But on Sunday I accompanied John to Virginia Blood Services and, to my pleasant surprise, I passed the initial screening. I then got myself tethered to a tube and proceeded to have one pint of whole blood siphoned from myself, feeling rather like a pump at a gas station. The whole procedure took about eight minutes. And although John’s method of donating—apheresis—takes about two hours, the process is typically kinder to his system than giving whole blood, because the machine returns the vital red cells to him. Giving whole blood, in which one relinquishes red cells, platelets, plasma and all, can tend to leave a person feeling weaker than giving via apheresis. I’m glad to say, however, that after drinking a can of sugared soda at the advice of the technician (something I never do), I only felt tired, not light-headed or ill in any way.
Here are some facts, courtesy of the Virginia Blood Services website, that are worth learning if you’ve ever considered donating blood but have yet to take the plunge:
- More than 4.5 million patients need blood transfusions each year in the U.S. and Canada;
- 43,000 pints of donated blood are used each day in the U.S. and Canada;
- Someone needs blood every two seconds. Females receive 53 percent of blood transfusions; males receive 47 percent;
- In the United States, less than 10 percent of the 38 percent eligible to donate blood do so annually;
- About one in seven people entering a hospital need blood;
- One pint of blood can save up to three lives.
It’s astonishing to think that the pint of blood I donated on Sunday could save three lives. I’m ashamed that I’ve never been so selfless before this. John’s generous nature has influenced me. And that’s one of the many gifts he’s given me that money can’t buy.

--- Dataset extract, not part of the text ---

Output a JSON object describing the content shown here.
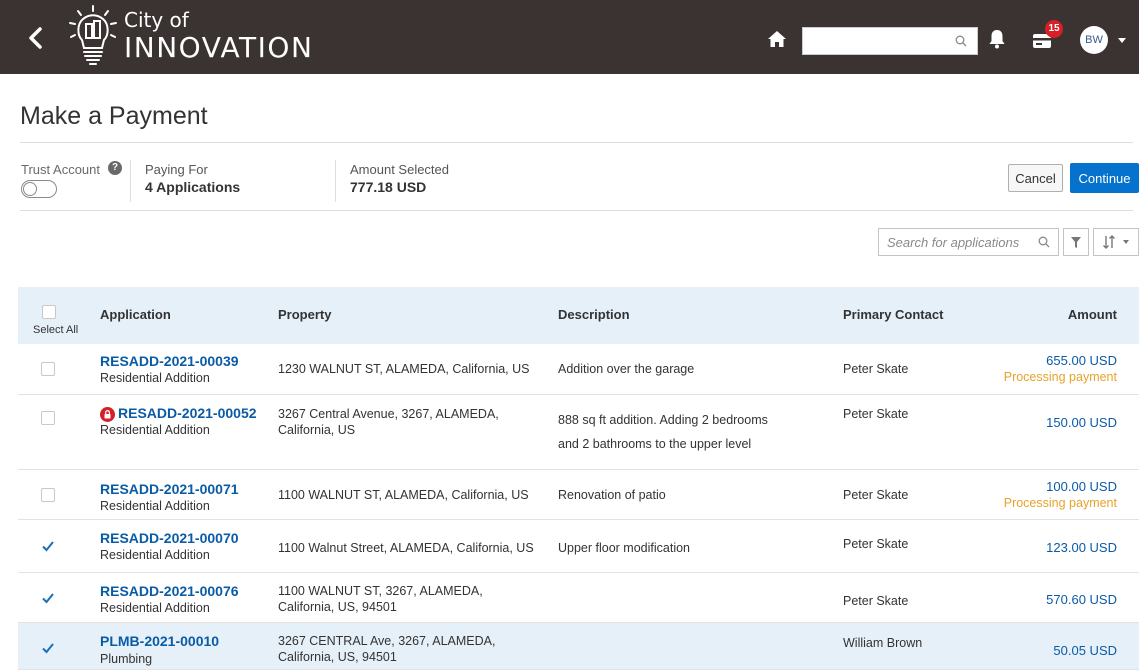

Happy Valentine’s Day, everyone!
Sherry Lohman said:
First, Happy Birthday John! And a Happy Valentine’s Day to the two of you! Your gift of donating blood is a true gift to others. It’s a pleasure to have you as friends.
John says thanks, Sherry. And I thank you as well. Your comment means a lot. We’re glad to count you and Bill as friends. xoxom
John Rich said:
Words can’t express how proud I was and am of Marci, The Midlife Second Wife, now also The Midlife Second Giver of Life. I love you, Valentine.
Awww…ya big Palooka, you.
Anne Bryan Westrick said:
This is a wonderful post, Marci. I want to encourage all of your readers to give blood as often as they can. Light-headedness? Yes, sometimes, so immediately after donating, you eat and drink to replenish blood sugar. (I usually drink throughout the giving process.) Donating whole blood takes about one hour total, from the time you walk in the door to the time you’re driving away. (Apheresis takes longer.) Got an hour once every six weeks? It’s worth it.
Anne, thanks so much for writing. Your comments are spot-on!
Jane Taggart (@janeymcjanerson) said:
I started giving blood about 10 years ago and once I found out I was a universal donor (O neg), I almost felt it was an obligation to help others. I have chronic fatigue and a fairly low blood pressure but have never had any problems giving blood. Plus, they’ve got free snacks after! Yay, Marci!
Thanks for chiming in. I think it’s terrific that you’re a blood donor—yay! right back atcha!